Been there, done that, got the red face. Easily done but doesn’t apply here as pointed out.

Have you tried another mic? Perhaps yours is faulty.

If I read correctly there are two issues here… the boominess -which is dealt with by mic placement, and the low gain which is caused by…?????

When close miking at 12th or 14th fret, I point a cardioid mike just a bit away from the soundhole, a little toward the headstock, to reduce boominess. Note that this does increase finger noise, so clean articulation is important. And I generally use EQ to scoop below about 200 Hz to reduce boominess. I’ve used this technique as close as 2" with excellent results on a very loud and deep Martin HD28 (using SM75). With an LDC, I mike considerably further away. I don’t have an SDC that I like for miking guitar, though.

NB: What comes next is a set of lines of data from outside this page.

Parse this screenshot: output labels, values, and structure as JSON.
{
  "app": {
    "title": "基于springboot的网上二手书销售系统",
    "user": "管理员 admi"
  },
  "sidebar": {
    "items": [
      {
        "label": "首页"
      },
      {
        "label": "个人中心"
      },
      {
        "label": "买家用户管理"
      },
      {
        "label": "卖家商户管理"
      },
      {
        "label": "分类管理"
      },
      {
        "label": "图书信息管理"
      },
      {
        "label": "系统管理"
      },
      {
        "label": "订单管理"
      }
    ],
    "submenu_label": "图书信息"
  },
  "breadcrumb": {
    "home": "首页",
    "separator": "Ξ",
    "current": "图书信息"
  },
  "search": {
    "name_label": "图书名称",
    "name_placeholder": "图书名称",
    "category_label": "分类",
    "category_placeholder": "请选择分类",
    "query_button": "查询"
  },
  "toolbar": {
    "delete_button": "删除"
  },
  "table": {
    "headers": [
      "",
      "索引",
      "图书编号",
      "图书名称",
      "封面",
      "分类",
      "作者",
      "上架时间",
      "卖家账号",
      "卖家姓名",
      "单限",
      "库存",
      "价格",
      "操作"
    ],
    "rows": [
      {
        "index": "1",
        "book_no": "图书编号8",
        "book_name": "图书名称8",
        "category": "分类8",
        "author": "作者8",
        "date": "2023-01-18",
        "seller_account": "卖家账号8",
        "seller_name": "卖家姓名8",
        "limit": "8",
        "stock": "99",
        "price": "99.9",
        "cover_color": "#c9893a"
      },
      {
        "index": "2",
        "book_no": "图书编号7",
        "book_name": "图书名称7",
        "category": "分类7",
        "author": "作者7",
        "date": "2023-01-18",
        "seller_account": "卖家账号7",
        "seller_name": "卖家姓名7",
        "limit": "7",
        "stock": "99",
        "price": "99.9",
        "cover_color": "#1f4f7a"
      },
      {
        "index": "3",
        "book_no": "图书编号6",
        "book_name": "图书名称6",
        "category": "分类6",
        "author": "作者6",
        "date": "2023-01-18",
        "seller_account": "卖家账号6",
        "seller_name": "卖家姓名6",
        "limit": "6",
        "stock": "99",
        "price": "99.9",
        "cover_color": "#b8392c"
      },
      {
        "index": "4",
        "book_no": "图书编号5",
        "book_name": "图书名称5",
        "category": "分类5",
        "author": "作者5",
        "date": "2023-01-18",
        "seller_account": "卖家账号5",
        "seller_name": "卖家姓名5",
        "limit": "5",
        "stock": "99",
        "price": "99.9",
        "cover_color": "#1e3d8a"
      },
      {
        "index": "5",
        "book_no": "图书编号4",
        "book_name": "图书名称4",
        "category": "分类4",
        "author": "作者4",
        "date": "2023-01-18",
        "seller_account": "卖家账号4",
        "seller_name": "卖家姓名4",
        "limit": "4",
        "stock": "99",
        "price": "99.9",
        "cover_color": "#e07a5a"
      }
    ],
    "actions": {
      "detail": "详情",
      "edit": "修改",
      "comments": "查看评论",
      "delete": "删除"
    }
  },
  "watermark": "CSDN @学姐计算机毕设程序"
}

At 2", the hard part is holding the guitar still enough while playing, and staying relaxed. You’ll find that this is a big problem with dual mikes, too, and the closer they are the bigger the problem is. For stereo miking, unless you find it easy to be very still while playing, you’ll find it’s better to back the mikes off a bit. A bit of variation (movement) that isn’t noticeable when recording in mono jumps out dramatically when recording in stereo. (For that reason, I more or less gave up recording guitar in stereo, and I use stereo reverb with minimal tails to provide a nice stereo image. You can hear my recordings at my website below for reference.)